> _DATASET RECORDS_
____

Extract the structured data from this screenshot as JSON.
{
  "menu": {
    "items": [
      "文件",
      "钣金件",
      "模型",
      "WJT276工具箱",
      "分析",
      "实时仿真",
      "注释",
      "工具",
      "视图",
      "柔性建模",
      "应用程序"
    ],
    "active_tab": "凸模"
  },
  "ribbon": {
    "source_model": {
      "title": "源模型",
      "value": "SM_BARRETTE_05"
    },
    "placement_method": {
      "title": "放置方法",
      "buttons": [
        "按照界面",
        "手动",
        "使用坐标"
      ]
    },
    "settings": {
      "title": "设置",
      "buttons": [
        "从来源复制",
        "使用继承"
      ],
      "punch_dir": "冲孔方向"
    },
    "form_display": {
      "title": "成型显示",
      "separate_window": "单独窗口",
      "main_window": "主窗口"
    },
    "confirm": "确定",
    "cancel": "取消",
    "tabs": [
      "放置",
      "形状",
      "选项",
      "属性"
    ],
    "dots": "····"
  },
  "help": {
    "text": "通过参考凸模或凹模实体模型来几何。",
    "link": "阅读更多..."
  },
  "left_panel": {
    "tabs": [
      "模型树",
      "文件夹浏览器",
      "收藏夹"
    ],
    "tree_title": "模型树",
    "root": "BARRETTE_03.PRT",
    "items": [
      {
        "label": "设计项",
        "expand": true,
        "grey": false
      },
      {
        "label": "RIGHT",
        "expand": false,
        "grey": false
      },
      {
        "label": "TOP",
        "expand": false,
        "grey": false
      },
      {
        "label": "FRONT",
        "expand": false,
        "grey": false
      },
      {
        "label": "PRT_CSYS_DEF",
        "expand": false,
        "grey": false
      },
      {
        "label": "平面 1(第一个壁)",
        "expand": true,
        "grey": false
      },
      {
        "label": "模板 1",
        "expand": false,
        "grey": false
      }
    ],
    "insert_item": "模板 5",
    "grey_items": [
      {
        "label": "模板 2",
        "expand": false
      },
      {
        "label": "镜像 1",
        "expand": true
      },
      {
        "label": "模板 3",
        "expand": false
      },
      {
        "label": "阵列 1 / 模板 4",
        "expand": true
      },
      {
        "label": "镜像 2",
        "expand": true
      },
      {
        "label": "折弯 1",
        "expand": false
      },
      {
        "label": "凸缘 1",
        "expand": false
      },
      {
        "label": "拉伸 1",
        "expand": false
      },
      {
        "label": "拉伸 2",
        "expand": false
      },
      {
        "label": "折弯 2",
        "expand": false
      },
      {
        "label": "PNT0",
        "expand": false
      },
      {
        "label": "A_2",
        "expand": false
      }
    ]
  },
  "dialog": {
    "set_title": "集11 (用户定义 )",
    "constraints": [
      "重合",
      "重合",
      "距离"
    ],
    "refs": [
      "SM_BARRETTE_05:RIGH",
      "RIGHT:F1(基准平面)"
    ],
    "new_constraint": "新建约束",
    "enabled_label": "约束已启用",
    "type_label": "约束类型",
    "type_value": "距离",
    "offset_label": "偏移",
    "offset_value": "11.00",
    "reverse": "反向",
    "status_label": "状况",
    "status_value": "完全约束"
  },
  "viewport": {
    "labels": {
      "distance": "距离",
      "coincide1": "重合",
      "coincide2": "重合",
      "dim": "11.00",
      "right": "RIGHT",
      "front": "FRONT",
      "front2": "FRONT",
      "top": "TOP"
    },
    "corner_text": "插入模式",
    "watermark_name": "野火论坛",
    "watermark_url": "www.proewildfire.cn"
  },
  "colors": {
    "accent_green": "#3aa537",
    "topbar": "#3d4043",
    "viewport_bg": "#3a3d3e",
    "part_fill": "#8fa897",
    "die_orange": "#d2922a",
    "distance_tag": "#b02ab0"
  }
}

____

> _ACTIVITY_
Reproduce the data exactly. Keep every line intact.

> _EXERCISE RESULT_
Extract the structured data from this screenshot as JSON.
{
  "menu": {
    "items": [
      "文件",
      "钣金件",
      "模型",
      "WJT276工具箱",
      "分析",
      "实时仿真",
      "注释",
      "工具",
      "视图",
      "柔性建模",
      "应用程序"
    ],
    "active_tab": "凸模"
  },
  "ribbon": {
    "source_model": {
      "title": "源模型",
      "value": "SM_BARRETTE_05"
    },
    "placement_method": {
      "title": "放置方法",
      "buttons": [
        "按照界面",
        "手动",
        "使用坐标"
      ]
    },
    "settings": {
      "title": "设置",
      "buttons": [
        "从来源复制",
        "使用继承"
      ],
      "punch_dir": "冲孔方向"
    },
    "form_display": {
      "title": "成型显示",
      "separate_window": "单独窗口",
      "main_window": "主窗口"
    },
    "confirm": "确定",
    "cancel": "取消",
    "tabs": [
      "放置",
      "形状",
      "选项",
      "属性"
    ],
    "dots": "····"
  },
  "help": {
    "text": "通过参考凸模或凹模实体模型来几何。",
    "link": "阅读更多..."
  },
  "left_panel": {
    "tabs": [
      "模型树",
      "文件夹浏览器",
      "收藏夹"
    ],
    "tree_title": "模型树",
    "root": "BARRETTE_03.PRT",
    "items": [
      {
        "label": "设计项",
        "expand": true,
        "grey": false
      },
      {
        "label": "RIGHT",
        "expand": false,
        "grey": false
      },
      {
        "label": "TOP",
        "expand": false,
        "grey": false
      },
      {
        "label": "FRONT",
        "expand": false,
        "grey": false
      },
      {
        "label": "PRT_CSYS_DEF",
        "expand": false,
        "grey": false
      },
      {
        "label": "平面 1(第一个壁)",
        "expand": true,
        "grey": false
      },
      {
        "label": "模板 1",
        "expand": false,
        "grey": false
      }
    ],
    "insert_item": "模板 5",
    "grey_items": [
      {
        "label": "模板 2",
        "expand": false
      },
      {
        "label": "镜像 1",
        "expand": true
      },
      {
        "label": "模板 3",
        "expand": false
      },
      {
        "label": "阵列 1 / 模板 4",
        "expand": true
      },
      {
        "label": "镜像 2",
        "expand": true
      },
      {
        "label": "折弯 1",
        "expand": false
      },
      {
        "label": "凸缘 1",
        "expand": false
      },
      {
        "label": "拉伸 1",
        "expand": false
      },
      {
        "label": "拉伸 2",
        "expand": false
      },
      {
        "label": "折弯 2",
        "expand": false
      },
      {
        "label": "PNT0",
        "expand": false
      },
      {
        "label": "A_2",
        "expand": false
      }
    ]
  },
  "dialog": {
    "set_title": "集11 (用户定义 )",
    "constraints": [
      "重合",
      "重合",
      "距离"
    ],
    "refs": [
      "SM_BARRETTE_05:RIGH",
      "RIGHT:F1(基准平面)"
    ],
    "new_constraint": "新建约束",
    "enabled_label": "约束已启用",
    "type_label": "约束类型",
    "type_value": "距离",
    "offset_label": "偏移",
    "offset_value": "11.00",
    "reverse": "反向",
    "status_label": "状况",
    "status_value": "完全约束"
  },
  "viewport": {
    "labels": {
      "distance": "距离",
      "coincide1": "重合",
      "coincide2": "重合",
      "dim": "11.00",
      "right": "RIGHT",
      "front": "FRONT",
      "front2": "FRONT",
      "top": "TOP"
    },
    "corner_text": "插入模式",
    "watermark_name": "野火论坛",
    "watermark_url": "www.proewildfire.cn"
  },
  "colors": {
    "accent_green": "#3aa537",
    "topbar": "#3d4043",
    "viewport_bg": "#3a3d3e",
    "part_fill": "#8fa897",
    "die_orange": "#d2922a",
    "distance_tag": "#b02ab0"
  }
}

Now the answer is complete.